In this second guest blog the lovely Laura Forsyth from Forsyth Business Consultancy talks about how to deal with, and keep on top of, the volume of technology in our lives.
Technology has rapidly advanced over the history of mankind, through the recorded pictographic languages that are over 4000 years old, through The Printing Revolution of the 15th and 16th centuries, to our current digital dependent age. We now rely on increasingly advanced technology, and have an expectation that there is a piece of software, or an app for everything. We need only think of it, and it will or can exist.
We rely on technology to help us with everything, from our bank and business accounts, design platforms, emails, CRM, blogs, filing, calendars, to do lists, ideas, projects, social media, banking, dating, networking, photographing, video watching, purchasing, podcasting, meeting people, using maps, baby milestones, music, jobs, the list is kind of endless.
I bet if I asked you to count up all of the bits of technology you use, you’d think at first it would be quite simple? Then, as you really thought about it it would dawn on you that it’s a bit on the tricky side.
This blog is intended to help you analyse what technology you currently use, to rethink how much technology you need, and to reassure you that you don’t have to feel pressured into using high tech systems, when keeping it simple can be much more effective.
Step 1 – Write it all down
What tech – low, high, or any other, have you installed, bought, uploaded, borrowed, hidden from sight, forgotten about? Write down everything you can think of, and think about these categories to get you started: checklists, diaries, planners, calendars, social media, schedulers, inventory, receipts, invoices, filing, ideas log, client lists, mailing lists, email addresses, to do apps, project trackers.
Be as thorough (and honest) as possible, and get it all down on this table…
Step 2 – Analysing – What don’t you use?

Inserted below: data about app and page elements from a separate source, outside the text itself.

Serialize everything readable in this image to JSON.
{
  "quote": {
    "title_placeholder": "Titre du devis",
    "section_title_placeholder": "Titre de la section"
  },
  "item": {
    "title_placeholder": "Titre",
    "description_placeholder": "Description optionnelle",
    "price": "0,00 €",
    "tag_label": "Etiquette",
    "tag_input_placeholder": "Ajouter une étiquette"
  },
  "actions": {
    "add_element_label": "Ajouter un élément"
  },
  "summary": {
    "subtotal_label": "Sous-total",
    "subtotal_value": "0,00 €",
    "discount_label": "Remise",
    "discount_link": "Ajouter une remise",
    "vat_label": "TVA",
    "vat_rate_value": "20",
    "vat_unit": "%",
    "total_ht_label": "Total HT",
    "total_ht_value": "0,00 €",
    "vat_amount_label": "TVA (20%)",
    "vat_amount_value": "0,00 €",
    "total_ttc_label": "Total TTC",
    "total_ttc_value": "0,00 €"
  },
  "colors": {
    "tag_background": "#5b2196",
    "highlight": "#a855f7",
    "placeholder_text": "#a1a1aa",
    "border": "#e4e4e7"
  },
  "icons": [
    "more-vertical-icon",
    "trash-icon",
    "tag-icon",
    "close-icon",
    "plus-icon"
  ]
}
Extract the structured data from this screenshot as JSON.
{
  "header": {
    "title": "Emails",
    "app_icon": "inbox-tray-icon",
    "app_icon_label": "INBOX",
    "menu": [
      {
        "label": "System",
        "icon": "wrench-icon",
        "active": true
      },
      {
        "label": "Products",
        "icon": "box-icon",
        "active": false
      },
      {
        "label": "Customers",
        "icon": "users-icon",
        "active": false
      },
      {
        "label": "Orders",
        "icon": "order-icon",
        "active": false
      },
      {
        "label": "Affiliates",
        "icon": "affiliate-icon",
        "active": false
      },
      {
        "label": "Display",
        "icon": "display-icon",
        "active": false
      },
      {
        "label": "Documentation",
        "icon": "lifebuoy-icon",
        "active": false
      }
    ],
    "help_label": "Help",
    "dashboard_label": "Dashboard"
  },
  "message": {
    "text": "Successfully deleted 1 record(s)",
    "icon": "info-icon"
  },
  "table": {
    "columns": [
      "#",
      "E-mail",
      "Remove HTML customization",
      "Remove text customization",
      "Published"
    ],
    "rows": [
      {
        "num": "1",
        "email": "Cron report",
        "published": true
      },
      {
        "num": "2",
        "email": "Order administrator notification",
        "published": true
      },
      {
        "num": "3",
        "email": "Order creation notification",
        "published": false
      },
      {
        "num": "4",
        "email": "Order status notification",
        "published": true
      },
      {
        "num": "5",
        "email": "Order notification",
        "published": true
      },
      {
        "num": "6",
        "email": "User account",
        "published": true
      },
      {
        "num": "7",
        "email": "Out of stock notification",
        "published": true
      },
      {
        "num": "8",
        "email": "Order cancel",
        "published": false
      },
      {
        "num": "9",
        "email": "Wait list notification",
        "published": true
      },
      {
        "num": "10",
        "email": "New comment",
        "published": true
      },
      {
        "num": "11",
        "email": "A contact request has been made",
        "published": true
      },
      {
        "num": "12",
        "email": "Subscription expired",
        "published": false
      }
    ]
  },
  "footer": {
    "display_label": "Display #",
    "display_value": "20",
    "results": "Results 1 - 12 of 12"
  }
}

After you’ve written down as many as possible, rate them as low/medium/high depending on your reliance upon them. Then go back through and look at anything you’ve rated as low. Do you really need it? Have you got another system that you can use instead that is better in any/some way?
Step 3 – Action – Delete
Start to delete or uninstall anything you’ve classed as ‘low’ and you’ll already start to feel a bit lighter of spirit and less overwhelmed by everything your inbox is throwing at you when it comes to reminders and notifications.
Step 4 – Analysing – Multiple versions for the same purpose
If you’re still writing down all of the bits of tech that you use, are you surprised by how many apps/platforms/logins/registrations you have that are all intended to do the same job?
Have you tried out a few different social media scheduling platforms, or a couple of CRM or accounts systems? Do you have a few different email addresses? Does a reliance on technology mean that we’re footloose and fancy free with how many pieces of software or systems we sign up for and then discard when we find another piece of tech that does the job better? Are you any good at cancelling tech that you’ve tried and grown out of love with? If you have duplicate tech for the same purpose, which one do you prefer?
Step 5 – Action – Delete
When you know which piece of duplicate tech you prefer, just delete the other one/s. Simples.
Step 6 – Analysing – Keep it simple
When you look at what you’ve got left, which should mainly be everything you’ve rated as high or medium, can you use anything for multiple purposes, thereby condensing your tech further? If you’ve something that is working well for you, then don’t change what’s working, but if for instance, you have a CRM that you use purely for keeping your contacts in one place, could you also use it for newsletters?
Step 7 – Action – Review and repurpose
If you can use a piece of tech for more than one purpose, consider doing so.
There might be a tech answer for everything we need nowadays, but that doesn’t mean we should always use it. I’m a huge advocate of keeping it simple. If you need to use something, then use it. If you can use something for more than one purpose, then do so. If you’re using something that you then supersede with something else, delete the original tech. If you can use something like a spreadsheet rather than a complicated piece of tech, then do it. If the free version of something fits your needs, don’t feel pressured to upgrade. Unless the upgrade means you can do away with other paid for tech.
I’m a huge fan of technology but I think that you need to pick and choose what you use. Be clear about what you want a specific piece of tech to do for you, and why you need that particular piece of tech. Keeping it simple always wins.
About Laura Forsyth
Laura Forsyth enables self employed parents with small children to run their business effectively alongside their family.
As a busy parent with two small children, I get that you’ve got a busy and hectic life, as I have one too. It’s why I’m so good at what I do, and why I understand the stresses and demands on your time.
If you feel like you’re drowning from too many things to do and not enough time to get them done, then let me help. Together we can set you on the path to achieving your goals with a realistic and manageable plan of action.
Contact me, Laura Forsyth, using the contact details below.